Aim of the exercise
Task for the records below: copy exactly, and only, the line containing "Parse this screenshot: output" and every line after it to the end, with pictures left out.
*** Entries shown ***
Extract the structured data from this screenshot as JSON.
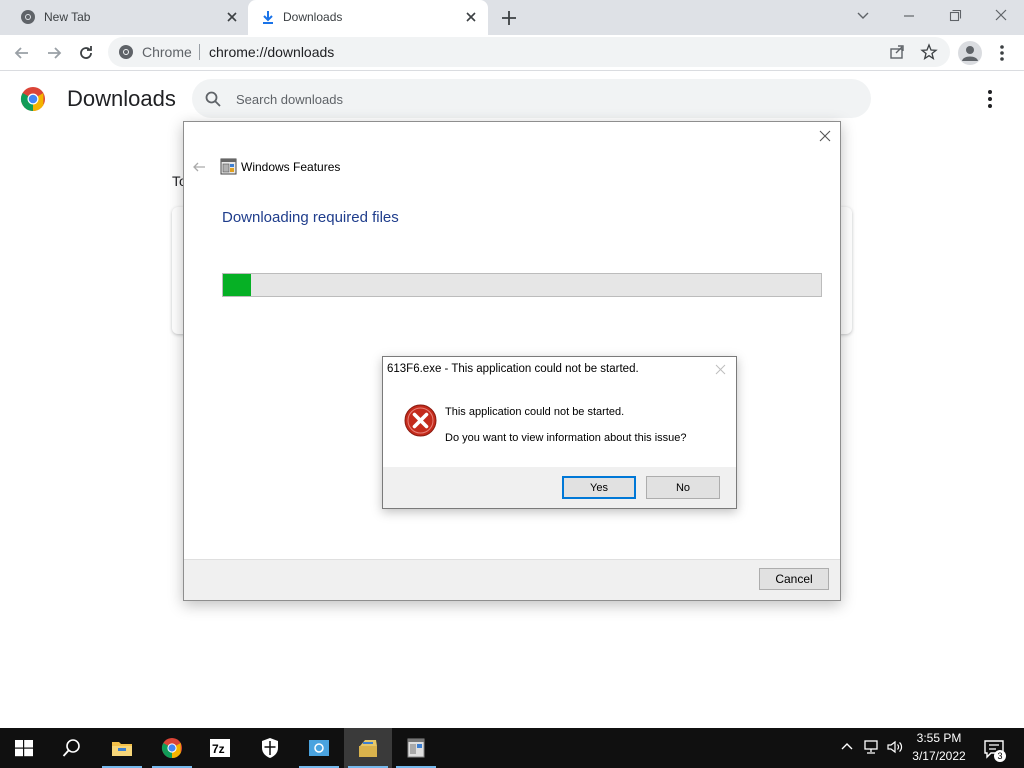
{
  "browser": {
    "tabs": [
      {
        "label": "New Tab",
        "icon": "chrome-icon",
        "active": false
      },
      {
        "label": "Downloads",
        "icon": "download-icon",
        "active": true
      }
    ],
    "omnibox": {
      "site": "Chrome",
      "url": "chrome://downloads"
    }
  },
  "page": {
    "title": "Downloads",
    "search_placeholder": "Search downloads",
    "section_label": "To"
  },
  "features_dialog": {
    "title": "Windows Features",
    "heading": "Downloading required files",
    "progress_fraction": 0.047,
    "cancel_label": "Cancel",
    "progress_color": "#06b025"
  },
  "error_dialog": {
    "title": "613F6.exe - This application could not be started.",
    "message_line1": "This application could not be started.",
    "message_line2": "Do you want to view information about this issue?",
    "yes_label": "Yes",
    "no_label": "No",
    "icon": "error-icon"
  },
  "taskbar": {
    "apps": [
      "start-icon",
      "search-icon",
      "file-explorer-icon",
      "chrome-icon",
      "7zip-icon",
      "security-icon",
      "control-panel-icon",
      "installer-icon",
      "windows-features-icon"
    ],
    "time": "3:55 PM",
    "date": "3/17/2022",
    "notification_count": "3"
  },
  "colors": {
    "accent_blue": "#1a73e8",
    "heading_blue": "#1f3d8c",
    "error_red": "#c42b1c"
  }
}
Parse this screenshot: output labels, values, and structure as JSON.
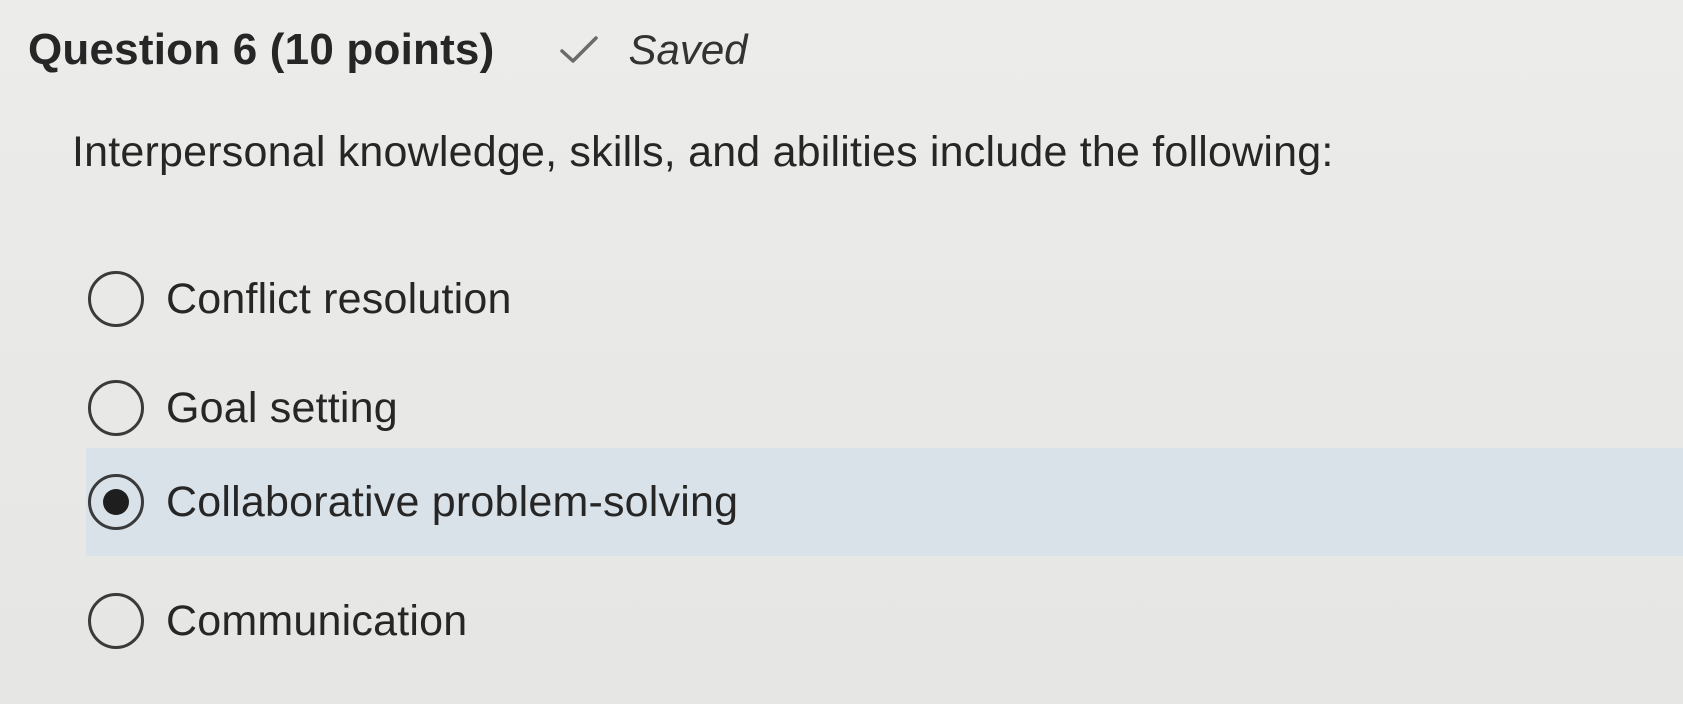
{
  "question": {
    "title": "Question 6 (10 points)",
    "status": "Saved",
    "status_icon": "check-icon",
    "prompt": "Interpersonal knowledge, skills, and abilities include the following:"
  },
  "options": [
    {
      "label": "Conflict resolution",
      "selected": false
    },
    {
      "label": "Goal setting",
      "selected": false
    },
    {
      "label": "Collaborative problem-solving",
      "selected": true
    },
    {
      "label": "Communication",
      "selected": false
    }
  ],
  "colors": {
    "background": "#e9e9e7",
    "selected_row": "#d9e2e8",
    "text": "#262626"
  }
}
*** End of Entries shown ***
Output below
Parse this screenshot: output labels, values, and structure as JSON.
{
  "question": {
    "title": "Question 6 (10 points)",
    "status": "Saved",
    "status_icon": "check-icon",
    "prompt": "Interpersonal knowledge, skills, and abilities include the following:"
  },
  "options": [
    {
      "label": "Conflict resolution",
      "selected": false
    },
    {
      "label": "Goal setting",
      "selected": false
    },
    {
      "label": "Collaborative problem-solving",
      "selected": true
    },
    {
      "label": "Communication",
      "selected": false
    }
  ],
  "colors": {
    "background": "#e9e9e7",
    "selected_row": "#d9e2e8",
    "text": "#262626"
  }
}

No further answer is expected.